RFE/RL: I'd like to start with the main pressing topic -- the gas dispute [with Russia]. There are just a few days remaining until New Year. It looks like Russia is firmly set to stop gas supplies to Ukraine [as of 1 January]. Russia and Russian political elites are unanimous in their views, but this cannot be seen among Ukrainian political elites. The Ukrainian side either remains silent or speaks in different voices. Why is there no consensus among Ukraine's political establishment and state leadership?

Volodymyr Lytvyn: Because Russian politicians speak from the position of Russia's national interests, while Ukrainian ones for the most part represent their own political interests or interests of their political parties. Struggling against each other, they overpower not their opponents but Ukraine. This is a feature of Ukrainian politics and Ukrainian politicians.

RFE/RL: Mr. Lytvyn, you are a state leader. Why have you not made a clear-cut statement on this issue so far? Some think that Ukraine should firmly respond to Russia with reviewing [the accord on the deployment in Sevastopol of] Russia's Black Sea Fleet or [accords on] other Russian facilities in Ukraine. Others are convinced that it is necessary to show servility and make some concessions. What is your position?

Lytvyn: In this specific case, the entire negotiation process [with Russia] is limited to government structures. To shout out my own statements without knowing the essence of talks and without knowing what the Ukrainian side proposes would be, pardon my saying, an acme of impertinence or a demonstration of my wish to show myself off in favorable light during the [parliamentary] elections campaign. Moreover, I hope that the president of Ukraine will finally fulfill his promise to hold a conference to discuss this issue with the participation of the Verkhovna Rada head, among others.

RFE/RL: Have you not been invited so far?

Lytvyn: Unfortunately, such a conference has not been held yet. Because for Ukrainian leaders, including the leader of the government, it is simpler to visit [Ukrainian] regions or other places, more or less faraway from Ukraine.

RFE/RL: Mr. Lytvyn, who in your opinion has provoked this problem, this scandal?
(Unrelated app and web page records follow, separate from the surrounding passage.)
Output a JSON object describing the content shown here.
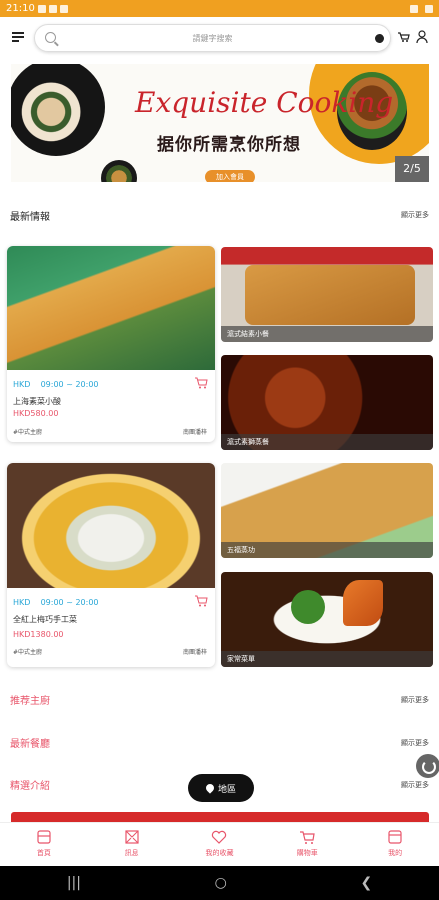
{
  "status_bar": {
    "time": "21:10"
  },
  "search": {
    "placeholder": "請鍵字搜索"
  },
  "banner": {
    "title": "Exquisite Cooking",
    "subtitle": "据你所需烹你所想",
    "cta": "加入會員",
    "pager": "2/5"
  },
  "latest": {
    "title": "最新情報",
    "more": "顯示更多"
  },
  "cards": [
    {
      "currency": "HKD",
      "hours": "09:00 ~ 20:00",
      "name": "上海素菜小酸",
      "price": "HKD580.00",
      "category": "#中式主廚",
      "shop": "南團潘梓"
    },
    {
      "currency": "HKD",
      "hours": "09:00 ~ 20:00",
      "name": "全紅上梅巧手工菜",
      "price": "HKD1380.00",
      "category": "#中式主廚",
      "shop": "南團潘梓"
    }
  ],
  "tiles": [
    {
      "label": "滬式結素小餐"
    },
    {
      "label": "滬式素獅蒸餐"
    },
    {
      "label": "五福蒸功"
    },
    {
      "label": "家常菜單"
    }
  ],
  "sections": [
    {
      "title": "推荐主廚",
      "more": "顯示更多"
    },
    {
      "title": "最新餐廳",
      "more": "顯示更多"
    },
    {
      "title": "精選介紹",
      "more": "顯示更多"
    }
  ],
  "map_button": "地區",
  "tabbar": [
    {
      "label": "首頁",
      "icon": "home-icon"
    },
    {
      "label": "訊息",
      "icon": "mail-icon"
    },
    {
      "label": "我的收藏",
      "icon": "heart-icon"
    },
    {
      "label": "購物車",
      "icon": "cart-icon"
    },
    {
      "label": "我的",
      "icon": "profile-icon"
    }
  ],
  "colors": {
    "accent": "#e8556a",
    "status_bar": "#f0a020",
    "time": "#2aa7d7"
  }
}
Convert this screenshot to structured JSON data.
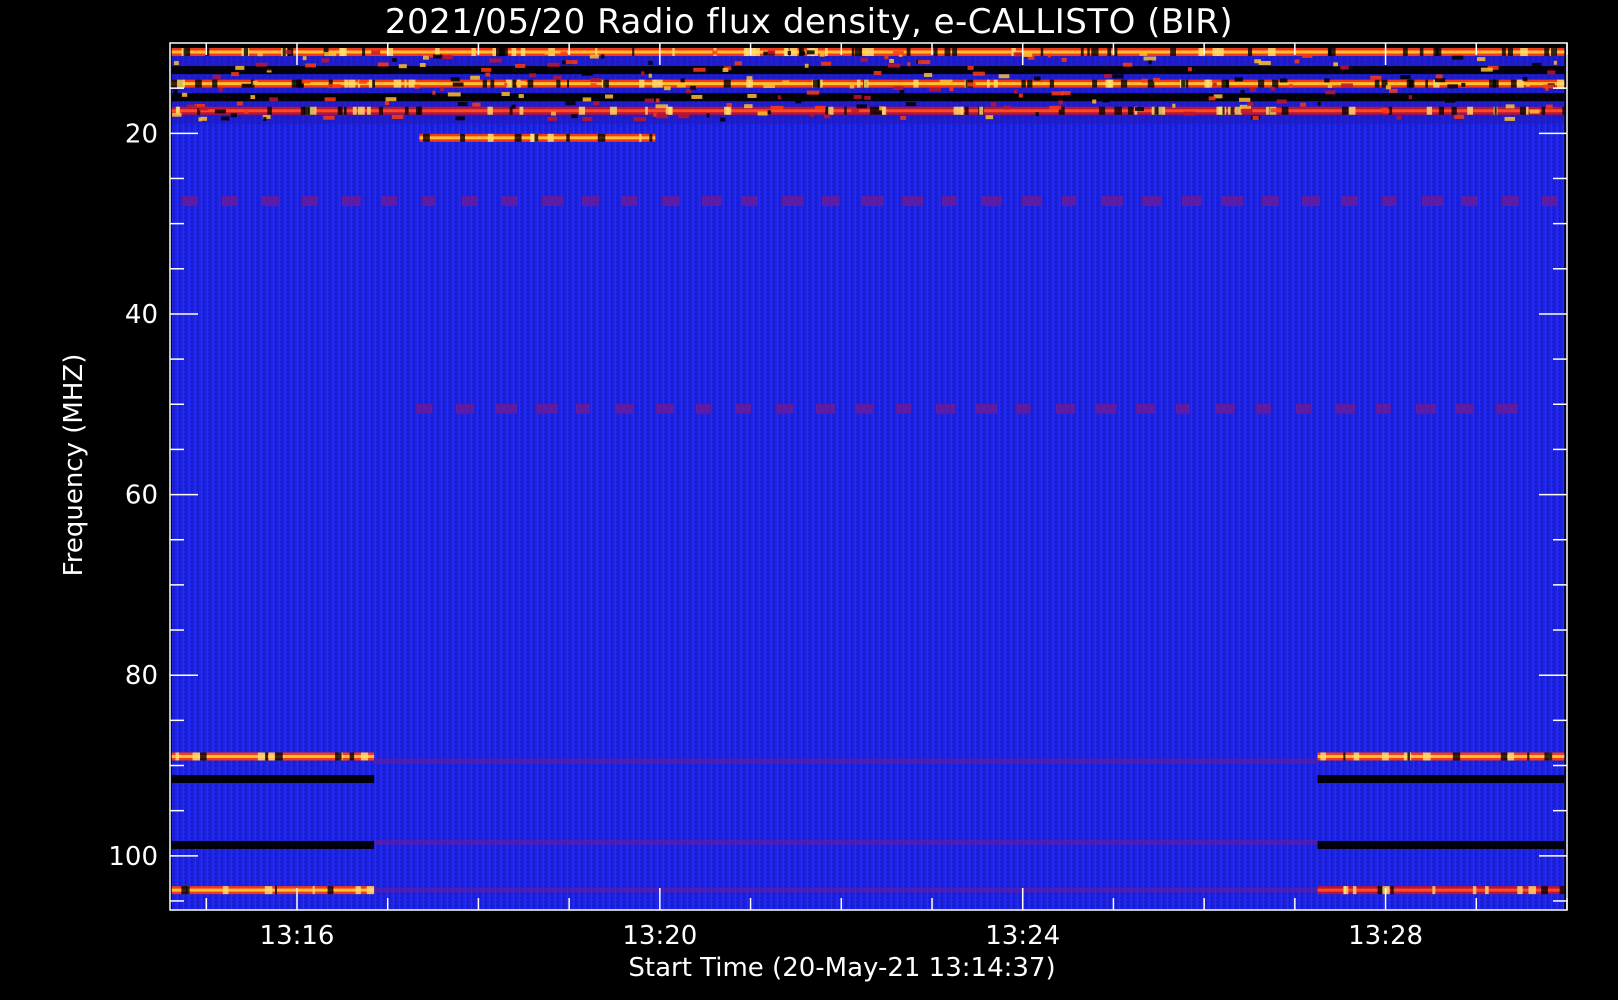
{
  "chart_data": {
    "type": "heatmap",
    "title": "2021/05/20  Radio flux density, e-CALLISTO (BIR)",
    "xlabel": "Start Time (20-May-21 13:14:37)",
    "ylabel": "Frequency (MHZ)",
    "x_ticks": [
      "13:16",
      "13:20",
      "13:24",
      "13:28"
    ],
    "x_tick_minutes": [
      16,
      20,
      24,
      28
    ],
    "x_range_minutes": [
      14.6,
      30.0
    ],
    "y_ticks": [
      20,
      40,
      60,
      80,
      100
    ],
    "y_range_mhz": [
      10,
      106
    ],
    "data_time_start_minute": 14.62,
    "data_time_end_minute": 29.97,
    "background_color": "#1c22e6",
    "colormap": [
      "#000000",
      "#1c22e6",
      "#b0102a",
      "#ff3a10",
      "#ffb020",
      "#ffff80"
    ],
    "features": [
      {
        "kind": "horizontal_band",
        "freq_mhz": 11,
        "t_start": 14.62,
        "t_end": 29.97,
        "intensity": "bright"
      },
      {
        "kind": "horizontal_band",
        "freq_mhz": 13,
        "t_start": 14.62,
        "t_end": 29.97,
        "intensity": "dark"
      },
      {
        "kind": "horizontal_band",
        "freq_mhz": 14.5,
        "t_start": 14.62,
        "t_end": 29.97,
        "intensity": "bright"
      },
      {
        "kind": "horizontal_band",
        "freq_mhz": 16,
        "t_start": 14.62,
        "t_end": 29.97,
        "intensity": "mixed"
      },
      {
        "kind": "horizontal_band",
        "freq_mhz": 17.5,
        "t_start": 14.62,
        "t_end": 29.97,
        "intensity": "medium"
      },
      {
        "kind": "horizontal_band",
        "freq_mhz": 20.5,
        "t_start": 17.35,
        "t_end": 19.95,
        "intensity": "bright"
      },
      {
        "kind": "dashed_band",
        "freq_mhz": 27.5,
        "t_start": 14.62,
        "t_end": 29.97,
        "intensity": "weak"
      },
      {
        "kind": "dashed_band",
        "freq_mhz": 50.5,
        "t_start": 17.2,
        "t_end": 29.5,
        "intensity": "weak"
      },
      {
        "kind": "horizontal_band",
        "freq_mhz": 89,
        "t_start": 14.62,
        "t_end": 16.85,
        "intensity": "bright"
      },
      {
        "kind": "horizontal_band",
        "freq_mhz": 91.5,
        "t_start": 14.62,
        "t_end": 16.85,
        "intensity": "dark"
      },
      {
        "kind": "horizontal_band",
        "freq_mhz": 98.8,
        "t_start": 14.62,
        "t_end": 16.85,
        "intensity": "dark"
      },
      {
        "kind": "horizontal_band",
        "freq_mhz": 103.8,
        "t_start": 14.62,
        "t_end": 16.85,
        "intensity": "bright"
      },
      {
        "kind": "horizontal_band",
        "freq_mhz": 89,
        "t_start": 27.25,
        "t_end": 29.97,
        "intensity": "bright"
      },
      {
        "kind": "horizontal_band",
        "freq_mhz": 91.5,
        "t_start": 27.25,
        "t_end": 29.97,
        "intensity": "dark"
      },
      {
        "kind": "horizontal_band",
        "freq_mhz": 98.8,
        "t_start": 27.25,
        "t_end": 29.97,
        "intensity": "dark"
      },
      {
        "kind": "horizontal_band",
        "freq_mhz": 103.8,
        "t_start": 27.25,
        "t_end": 29.97,
        "intensity": "medium"
      },
      {
        "kind": "horizontal_band",
        "freq_mhz": 89.5,
        "t_start": 16.85,
        "t_end": 27.25,
        "intensity": "weak"
      },
      {
        "kind": "horizontal_band",
        "freq_mhz": 98.5,
        "t_start": 16.85,
        "t_end": 27.25,
        "intensity": "weak"
      },
      {
        "kind": "horizontal_band",
        "freq_mhz": 103.8,
        "t_start": 16.85,
        "t_end": 27.25,
        "intensity": "weak"
      }
    ]
  }
}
The Ukrainian side or Russia? Many now say that Russia is simply a blackmailer. Is Russia a strategic partner or a blackmailer?

Lytvyn: Russia is a strategic partner, and Russia should be a special partner for Ukraine. I think that under such critical circumstances, or even catastrophic circumstances, it is counterproductive to ask who is to blame. It is necessary now to return to the starting points and try to make these points closer to each other in order to adopt an appropriate decision.
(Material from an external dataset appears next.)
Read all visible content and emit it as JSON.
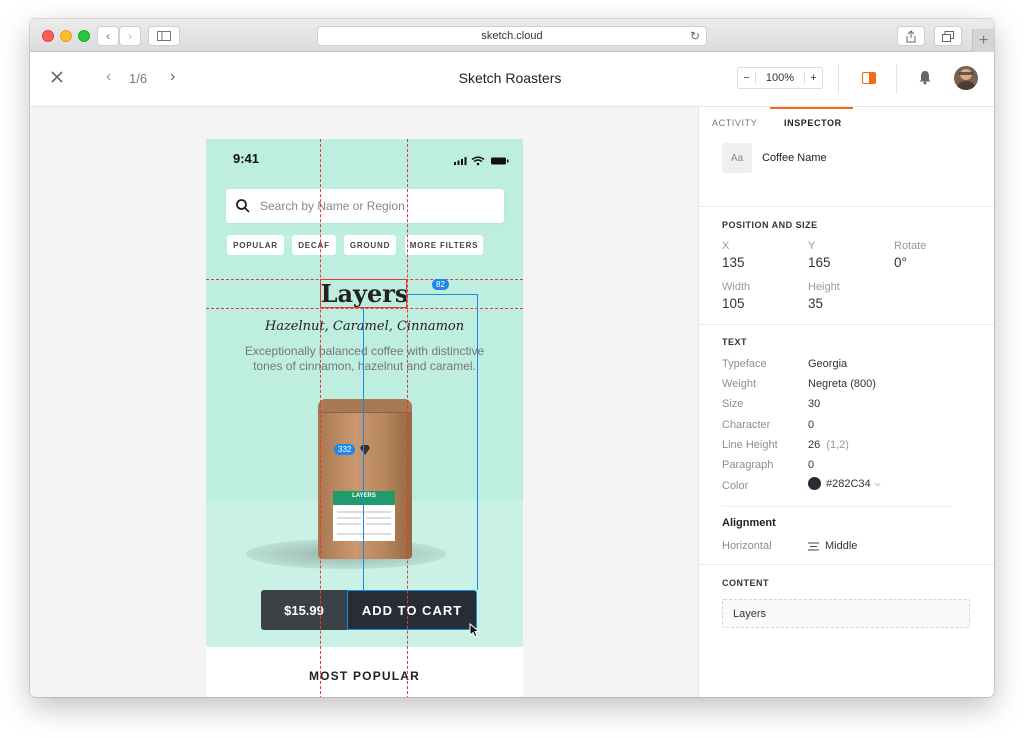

RFE/RL: Do you think it is possible to make a deal with the Russians?

Lytvyn: We are destined to make a deal. Otherwise, public sentiments will grow against someone else [other] than Ukrainian politicians. Such is reality. [Politicians] will say that the reason [for Ukraine's troubles] is that Russia does not supply gas. When a man has no heat [in winter] and no possibility to secure a more or less normal existence, it will be easy to point to where his enemy is. I wouldn't like Ukrainians to assess the Ukrainian-Russian relations as bad. It is not late yet. It's necessary to continue negotiations.

RFE/RL: There are just a few days left. What is your prediction?

Lytvyn: I think that it is necessary to use the rule that is applied in the budget systems of both Ukraine and Russia. If a budget is not adopted, state expenses are financed on a monthly basis with a sum equal to one-twelfth of last year's budget expenses. If we fail to find a [price] formula until 31 December, we don't need to sign a document that could resemble a surrender of one of the sides.

RFE/RL: Will Ukraine not have to surrender its gas transportation system? [National Security and Defense Council head] Anatoliy Kinakh thinks that it is necessary to make some concessions to Russia regarding the [creation of] a gas-transportation consortium in order to alleviate the gas problem. Do you share this opinion?

Lytvyn: I'm categorically against making concessions. I'm in favor of adopting mutually advantageous resolution.

(Translated by Jan Maksymiuk)